Abelson on Aaron

Hal Abelson tries to sum up the lesson of Aaron Swartz in MIT’s Tech Review.

Though Aaron Swartz was not an MIT student, he was like many of our students: brilliant, passionate, technically empowered. Yet he was also dangerously naïve about the reality of exercising that power, to the extent that he destroyed himself.

This bland passivity echoes the Abelson Report. The author of the great The Structure And Interpretation Of Computer Programs and of Turtle Geometry is capable of better, and Aaron deserved better.

Was Swartz in fact “dangerously naïve” to download those articles? I’m not convinced, and I’ve seen nothing in the record that convinces me. If Swartz was in fact pursuing the research project I believe he had in mind, there was no real need to use that utility closet: he knew plenty of MIT professors and postdocs and grad students who'd have been interested in the work and who would have been happy to plug his laptop into a socket in their office. And, yes, they might perhaps have gotten a knock on the door from the men in black, or a call from JSTOR. But nobody would be accusing them of dangerous naïveté or of lacking seykhel, not if they had grey hair and tenure.

Aaron was pursuing knowledge, using university facilities dedicated to that pursuit.

To follow knowledge like a sinking star,
Beyond the utmost bound of human thought.

As sometimes happens, his pursuit inconvenienced other people. He adapted his work both to minimize the inconvenience, and also to make it harder to blame him. Similar things happen in every lab and every dorm.

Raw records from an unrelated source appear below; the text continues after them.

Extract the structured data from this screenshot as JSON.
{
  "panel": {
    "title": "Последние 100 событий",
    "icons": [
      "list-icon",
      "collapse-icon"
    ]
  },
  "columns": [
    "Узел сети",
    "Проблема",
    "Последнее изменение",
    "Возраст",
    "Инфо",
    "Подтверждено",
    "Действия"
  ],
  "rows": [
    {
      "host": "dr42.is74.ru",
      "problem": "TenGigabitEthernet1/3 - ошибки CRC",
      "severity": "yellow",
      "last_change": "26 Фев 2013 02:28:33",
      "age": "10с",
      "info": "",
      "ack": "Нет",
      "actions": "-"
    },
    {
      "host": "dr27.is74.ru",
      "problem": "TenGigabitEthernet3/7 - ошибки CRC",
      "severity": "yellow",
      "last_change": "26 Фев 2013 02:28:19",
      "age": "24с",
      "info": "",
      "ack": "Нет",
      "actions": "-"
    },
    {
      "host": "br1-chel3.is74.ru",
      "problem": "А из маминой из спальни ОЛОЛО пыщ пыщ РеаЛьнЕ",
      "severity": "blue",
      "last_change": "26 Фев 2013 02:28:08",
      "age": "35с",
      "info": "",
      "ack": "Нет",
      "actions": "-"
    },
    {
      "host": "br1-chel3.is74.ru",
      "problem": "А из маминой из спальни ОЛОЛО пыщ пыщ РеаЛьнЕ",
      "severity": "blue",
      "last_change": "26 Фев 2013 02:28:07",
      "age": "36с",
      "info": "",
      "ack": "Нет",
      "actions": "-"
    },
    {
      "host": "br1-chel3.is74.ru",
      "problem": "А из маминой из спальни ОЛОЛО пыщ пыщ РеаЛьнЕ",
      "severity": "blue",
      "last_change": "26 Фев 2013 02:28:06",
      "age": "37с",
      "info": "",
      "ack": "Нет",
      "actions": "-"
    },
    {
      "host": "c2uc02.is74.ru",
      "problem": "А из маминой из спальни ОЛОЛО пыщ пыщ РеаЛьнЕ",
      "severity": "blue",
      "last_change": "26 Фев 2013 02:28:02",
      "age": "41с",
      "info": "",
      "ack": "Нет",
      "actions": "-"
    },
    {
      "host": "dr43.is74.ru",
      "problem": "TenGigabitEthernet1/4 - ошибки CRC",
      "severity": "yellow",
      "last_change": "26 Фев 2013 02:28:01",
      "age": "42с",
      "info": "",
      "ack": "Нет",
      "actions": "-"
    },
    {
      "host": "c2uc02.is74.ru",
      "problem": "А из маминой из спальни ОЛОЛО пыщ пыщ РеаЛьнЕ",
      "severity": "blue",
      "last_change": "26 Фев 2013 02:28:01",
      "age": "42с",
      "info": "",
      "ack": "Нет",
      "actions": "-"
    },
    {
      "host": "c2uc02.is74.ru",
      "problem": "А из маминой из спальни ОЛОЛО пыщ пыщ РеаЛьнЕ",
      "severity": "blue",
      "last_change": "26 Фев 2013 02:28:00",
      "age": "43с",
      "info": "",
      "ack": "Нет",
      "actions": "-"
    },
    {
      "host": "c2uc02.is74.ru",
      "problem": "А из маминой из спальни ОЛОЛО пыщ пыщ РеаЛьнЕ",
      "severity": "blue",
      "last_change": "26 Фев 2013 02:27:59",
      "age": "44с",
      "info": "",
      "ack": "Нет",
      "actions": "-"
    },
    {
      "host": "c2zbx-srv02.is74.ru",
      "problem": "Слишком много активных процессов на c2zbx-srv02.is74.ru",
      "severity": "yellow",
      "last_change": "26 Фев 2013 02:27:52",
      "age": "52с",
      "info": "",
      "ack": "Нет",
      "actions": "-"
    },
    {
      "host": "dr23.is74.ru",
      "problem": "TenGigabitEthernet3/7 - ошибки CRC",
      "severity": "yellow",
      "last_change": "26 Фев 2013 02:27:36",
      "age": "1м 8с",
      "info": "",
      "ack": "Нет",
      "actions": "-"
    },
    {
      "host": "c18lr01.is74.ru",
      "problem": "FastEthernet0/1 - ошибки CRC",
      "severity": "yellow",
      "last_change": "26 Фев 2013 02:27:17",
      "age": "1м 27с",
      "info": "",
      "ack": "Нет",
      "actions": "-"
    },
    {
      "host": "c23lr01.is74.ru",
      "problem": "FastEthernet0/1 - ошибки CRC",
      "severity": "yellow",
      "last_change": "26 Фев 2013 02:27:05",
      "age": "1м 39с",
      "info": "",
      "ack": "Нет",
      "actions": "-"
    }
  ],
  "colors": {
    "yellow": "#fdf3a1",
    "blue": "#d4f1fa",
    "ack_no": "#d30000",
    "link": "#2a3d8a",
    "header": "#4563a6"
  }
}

Then an ambitious prosecutor thought she had found a high-profile case perfectly timed in advance of the governor’s race.

There but for fortune go you or I.